September 1, 2014

Lionel F. Jaffe

Dr. Lionel F. Jaffe, 83, of Falmouth, a senior scientist at the Marine Biological Laboratory (MBL) in Woods Hole since 1982, died April 27 after a brief illness.

Dr. Jaffe made major contributions to cell and developmental biology, including his 1978 discovery that, during fertilization, the sperm initiates a wave of calcium that travels across the egg and initiates embryonic development. Dr. Jaffe studied the role of calcium waves in many kinds of biological processes, research that he continued until the time of his death.

Dr. Jaffe also co-invented the vibrating probe, a pioneering device that allowed scientists to study the electrical currents in and around cells and tissues non-invasively, and with great sensitivity. The vibrating probe, which Dr. Jaffe and Dr. Richard Nuccitelli introduced in 1974, initiated new areas of research into the role of electrical currents in the growth and development of cells and tissues, and how modifying those currents can be applied in medical fields such as wound healing, nerve and tissue regeneration, and cancer therapy.

Dr. Jaffe directed the National Vibrating Probe Facility at the MBL from 1982 to 1994. This facility was a national resource for scientists who visited the MBL to learn Dr. Jaffe’s technology and adopt it for a wide range of biomedical research initiatives. Dr. Jaffe was a frequent lecturer at the MBL, especially in the Physiology and Embryology courses, and in 1991 he delivered a Friday Evening Lecture, “Calcium Oscillations, Waves, and Gradients.”

Prior to coming to the MBL, Dr. Jaffe was a professor of biology at Purdue University in West Lafayette, Indiana, from 1967 to 1984. Many of the graduate students and postdoctoral fellows from his Purdue laboratory have gone on to have successful careers in science.

Born in 1927 in Brooklyn, New York, Dr. Jaffe’s parents were high school teachers, and his father, Bernard, was a well-known author of chemistry textbooks and biographies of scientists. When Dr. Jaffe was a high school senior, he won third place in the Westinghouse Science Talent Search, a nationwide competition, for his study of soap bubbles.

Dr. Jaffe graduated from Harvard College in 1948 with a degree in biochemical sciences. He received his Ph.D. in developmental physiology at California Institute of Technology with Dr. Albert Tyler and Dr. Frits Went. Dr. Jaffe subsequently held academic research positions at Hopkins Marine Station in Pacific Grove, Calif., Scripps Institution of Oceanography, Brandeis University and the University of Pennsylvania.

Dr. Jaffe is survived by his loving children, Dr. Laurinda A. Jaffe and her partner Dr. Mark Terasaki of West Hartford, Conn., Amanda Jaffe of Las Cruces, New Mexico, and Dr. David Jaffe and his wife Emily Ranken of Arlington, Mass.; and four grandchildren, Paul and Lucas Jaffe and Ben and Will Boecklen.
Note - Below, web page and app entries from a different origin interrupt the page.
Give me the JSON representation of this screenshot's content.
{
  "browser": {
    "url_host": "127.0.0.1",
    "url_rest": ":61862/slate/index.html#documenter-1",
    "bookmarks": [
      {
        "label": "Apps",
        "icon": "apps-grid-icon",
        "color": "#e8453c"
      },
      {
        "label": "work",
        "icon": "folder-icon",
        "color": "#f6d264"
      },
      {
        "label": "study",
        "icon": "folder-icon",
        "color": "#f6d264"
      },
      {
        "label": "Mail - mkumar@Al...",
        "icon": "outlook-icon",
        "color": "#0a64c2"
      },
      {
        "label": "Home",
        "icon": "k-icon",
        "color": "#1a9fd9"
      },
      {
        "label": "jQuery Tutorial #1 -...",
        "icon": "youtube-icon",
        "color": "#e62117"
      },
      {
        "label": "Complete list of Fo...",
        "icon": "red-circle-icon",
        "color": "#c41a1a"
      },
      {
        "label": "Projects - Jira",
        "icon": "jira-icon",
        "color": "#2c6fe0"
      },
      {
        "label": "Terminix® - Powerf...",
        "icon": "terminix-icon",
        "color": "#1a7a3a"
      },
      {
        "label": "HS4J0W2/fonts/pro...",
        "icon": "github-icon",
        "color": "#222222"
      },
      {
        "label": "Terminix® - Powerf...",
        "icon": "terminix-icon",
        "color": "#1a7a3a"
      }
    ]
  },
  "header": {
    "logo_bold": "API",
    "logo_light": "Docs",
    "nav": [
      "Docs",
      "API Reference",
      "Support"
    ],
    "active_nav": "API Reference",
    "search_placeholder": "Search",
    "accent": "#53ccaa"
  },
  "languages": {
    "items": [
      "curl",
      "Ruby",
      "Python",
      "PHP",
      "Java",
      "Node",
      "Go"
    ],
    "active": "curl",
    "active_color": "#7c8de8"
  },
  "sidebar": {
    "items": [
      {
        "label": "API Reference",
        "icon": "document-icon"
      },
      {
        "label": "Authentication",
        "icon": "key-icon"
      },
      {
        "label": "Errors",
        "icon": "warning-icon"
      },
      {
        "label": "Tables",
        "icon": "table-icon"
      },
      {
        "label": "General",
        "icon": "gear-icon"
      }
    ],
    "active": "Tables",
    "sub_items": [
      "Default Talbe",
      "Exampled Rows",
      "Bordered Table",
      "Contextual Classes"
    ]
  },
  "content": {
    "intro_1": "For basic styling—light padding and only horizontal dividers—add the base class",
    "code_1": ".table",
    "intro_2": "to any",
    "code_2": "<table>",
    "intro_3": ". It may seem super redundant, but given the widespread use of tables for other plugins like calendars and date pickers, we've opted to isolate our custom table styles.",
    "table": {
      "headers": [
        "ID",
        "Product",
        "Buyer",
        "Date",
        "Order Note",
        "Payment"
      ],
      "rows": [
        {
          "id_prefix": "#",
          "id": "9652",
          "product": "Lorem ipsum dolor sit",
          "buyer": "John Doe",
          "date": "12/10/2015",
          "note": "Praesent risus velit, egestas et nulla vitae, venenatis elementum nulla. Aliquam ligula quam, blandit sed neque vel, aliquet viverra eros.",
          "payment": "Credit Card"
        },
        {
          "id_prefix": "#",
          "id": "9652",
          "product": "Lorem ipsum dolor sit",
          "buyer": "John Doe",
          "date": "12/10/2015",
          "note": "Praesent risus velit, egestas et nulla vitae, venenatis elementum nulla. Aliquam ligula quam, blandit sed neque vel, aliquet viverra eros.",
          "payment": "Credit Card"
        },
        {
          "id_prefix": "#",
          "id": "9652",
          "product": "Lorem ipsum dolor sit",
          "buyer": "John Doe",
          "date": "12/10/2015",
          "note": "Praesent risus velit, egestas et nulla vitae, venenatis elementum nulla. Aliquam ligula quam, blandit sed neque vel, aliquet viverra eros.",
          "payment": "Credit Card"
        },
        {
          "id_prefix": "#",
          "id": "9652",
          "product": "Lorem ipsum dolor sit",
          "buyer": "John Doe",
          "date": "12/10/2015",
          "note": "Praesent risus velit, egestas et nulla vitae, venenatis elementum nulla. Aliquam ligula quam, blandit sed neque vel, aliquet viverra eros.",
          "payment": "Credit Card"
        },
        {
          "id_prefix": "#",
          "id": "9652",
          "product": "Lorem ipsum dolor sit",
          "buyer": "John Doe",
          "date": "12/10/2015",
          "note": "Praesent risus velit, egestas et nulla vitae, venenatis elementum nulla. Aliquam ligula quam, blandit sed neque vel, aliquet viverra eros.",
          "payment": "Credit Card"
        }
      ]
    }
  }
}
He was predeceased by his wife of 60 years, Dr. Miriam (Walther) Jaffe, in 2009. Miriam Jaffe was a professor of astronomy at Purdue University prior to the couple’s move to Falmouth.
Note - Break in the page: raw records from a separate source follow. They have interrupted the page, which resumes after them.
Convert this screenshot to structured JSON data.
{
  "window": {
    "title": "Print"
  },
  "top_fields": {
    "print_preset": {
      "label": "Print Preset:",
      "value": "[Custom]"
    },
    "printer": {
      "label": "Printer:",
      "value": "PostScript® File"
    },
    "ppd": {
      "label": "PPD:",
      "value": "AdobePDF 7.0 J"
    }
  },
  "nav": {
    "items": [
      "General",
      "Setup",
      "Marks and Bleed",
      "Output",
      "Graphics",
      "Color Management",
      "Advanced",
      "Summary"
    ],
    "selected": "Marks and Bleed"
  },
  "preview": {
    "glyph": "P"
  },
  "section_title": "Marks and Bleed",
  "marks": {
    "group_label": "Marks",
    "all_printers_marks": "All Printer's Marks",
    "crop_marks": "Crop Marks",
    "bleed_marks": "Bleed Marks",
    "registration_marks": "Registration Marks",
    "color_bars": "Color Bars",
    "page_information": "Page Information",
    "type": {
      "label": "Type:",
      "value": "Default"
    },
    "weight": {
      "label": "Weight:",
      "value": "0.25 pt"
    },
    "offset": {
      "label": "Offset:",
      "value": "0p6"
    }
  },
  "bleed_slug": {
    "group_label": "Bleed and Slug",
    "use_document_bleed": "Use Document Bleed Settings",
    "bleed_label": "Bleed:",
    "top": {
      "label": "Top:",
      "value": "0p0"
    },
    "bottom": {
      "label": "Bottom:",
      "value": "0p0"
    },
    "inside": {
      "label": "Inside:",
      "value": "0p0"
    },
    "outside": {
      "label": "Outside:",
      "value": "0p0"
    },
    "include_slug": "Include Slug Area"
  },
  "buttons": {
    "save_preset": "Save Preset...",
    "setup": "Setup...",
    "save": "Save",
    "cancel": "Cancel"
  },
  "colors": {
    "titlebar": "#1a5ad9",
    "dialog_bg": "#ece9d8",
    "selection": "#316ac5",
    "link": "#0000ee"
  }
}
Dr. Jaffe’s daughter, Laurinda, a professor of cell biology at the University of Connecticut Health Center who has been on the faculty of MBL courses since the early 1980s, recalls that her father “was very focused on his science. He was fully involved with it right to the end.” He also read widely and enjoyed politics, travel, restaurants, museums, and painted as a hobby. Dr. Jaffe’s second daughter, Amanda, is a ceramic artist and professor of art at New Mexico State University. His son, David, is director of computational research and development in the Genome Sequencing and Analysis Program at the Broad Institute in Cambridge, Mass.

A burial service will be held at 4 PM on Sunday, May 29, at the Church of the Messiah, Woods Hole.

A scientific symposium in honor of Dr. Jaffe is being planned.

In lieu of flowers, contributions may be made to the Marine Biological Laboratory, c/o Development Office, 7 MBL Street, Woods Hole, MA 02543.